-------- Data section --------

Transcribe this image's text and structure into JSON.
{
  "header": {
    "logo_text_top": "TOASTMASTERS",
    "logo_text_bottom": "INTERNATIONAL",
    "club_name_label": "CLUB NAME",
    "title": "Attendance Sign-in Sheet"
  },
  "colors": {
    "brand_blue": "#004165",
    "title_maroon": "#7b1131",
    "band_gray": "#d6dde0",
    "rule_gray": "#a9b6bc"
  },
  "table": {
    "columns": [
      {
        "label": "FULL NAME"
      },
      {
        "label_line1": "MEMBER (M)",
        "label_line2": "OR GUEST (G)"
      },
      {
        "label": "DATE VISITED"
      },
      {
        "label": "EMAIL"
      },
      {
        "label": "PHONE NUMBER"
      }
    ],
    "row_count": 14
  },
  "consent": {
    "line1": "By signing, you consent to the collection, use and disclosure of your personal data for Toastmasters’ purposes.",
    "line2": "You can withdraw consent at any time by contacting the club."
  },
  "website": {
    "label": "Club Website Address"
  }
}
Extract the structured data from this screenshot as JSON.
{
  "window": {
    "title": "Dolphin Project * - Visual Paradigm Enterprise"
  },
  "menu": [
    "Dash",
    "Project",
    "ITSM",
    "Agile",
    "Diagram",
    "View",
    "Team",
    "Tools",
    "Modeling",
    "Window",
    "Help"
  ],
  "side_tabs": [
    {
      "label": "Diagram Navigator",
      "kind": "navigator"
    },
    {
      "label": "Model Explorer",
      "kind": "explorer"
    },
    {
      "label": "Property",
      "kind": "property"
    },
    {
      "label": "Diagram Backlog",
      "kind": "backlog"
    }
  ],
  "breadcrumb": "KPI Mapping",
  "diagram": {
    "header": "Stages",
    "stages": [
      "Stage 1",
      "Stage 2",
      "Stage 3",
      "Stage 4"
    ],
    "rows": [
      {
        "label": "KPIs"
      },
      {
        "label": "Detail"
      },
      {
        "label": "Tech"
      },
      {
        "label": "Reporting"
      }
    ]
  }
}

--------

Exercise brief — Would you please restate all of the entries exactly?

Task solution —
Transcribe this image's text and structure into JSON.
{
  "header": {
    "logo_text_top": "TOASTMASTERS",
    "logo_text_bottom": "INTERNATIONAL",
    "club_name_label": "CLUB NAME",
    "title": "Attendance Sign-in Sheet"
  },
  "colors": {
    "brand_blue": "#004165",
    "title_maroon": "#7b1131",
    "band_gray": "#d6dde0",
    "rule_gray": "#a9b6bc"
  },
  "table": {
    "columns": [
      {
        "label": "FULL NAME"
      },
      {
        "label_line1": "MEMBER (M)",
        "label_line2": "OR GUEST (G)"
      },
      {
        "label": "DATE VISITED"
      },
      {
        "label": "EMAIL"
      },
      {
        "label": "PHONE NUMBER"
      }
    ],
    "row_count": 14
  },
  "consent": {
    "line1": "By signing, you consent to the collection, use and disclosure of your personal data for Toastmasters’ purposes.",
    "line2": "You can withdraw consent at any time by contacting the club."
  },
  "website": {
    "label": "Club Website Address"
  }
}
Extract the structured data from this screenshot as JSON.
{
  "window": {
    "title": "Dolphin Project * - Visual Paradigm Enterprise"
  },
  "menu": [
    "Dash",
    "Project",
    "ITSM",
    "Agile",
    "Diagram",
    "View",
    "Team",
    "Tools",
    "Modeling",
    "Window",
    "Help"
  ],
  "side_tabs": [
    {
      "label": "Diagram Navigator",
      "kind": "navigator"
    },
    {
      "label": "Model Explorer",
      "kind": "explorer"
    },
    {
      "label": "Property",
      "kind": "property"
    },
    {
      "label": "Diagram Backlog",
      "kind": "backlog"
    }
  ],
  "breadcrumb": "KPI Mapping",
  "diagram": {
    "header": "Stages",
    "stages": [
      "Stage 1",
      "Stage 2",
      "Stage 3",
      "Stage 4"
    ],
    "rows": [
      {
        "label": "KPIs"
      },
      {
        "label": "Detail"
      },
      {
        "label": "Tech"
      },
      {
        "label": "Reporting"
      }
    ]
  }
}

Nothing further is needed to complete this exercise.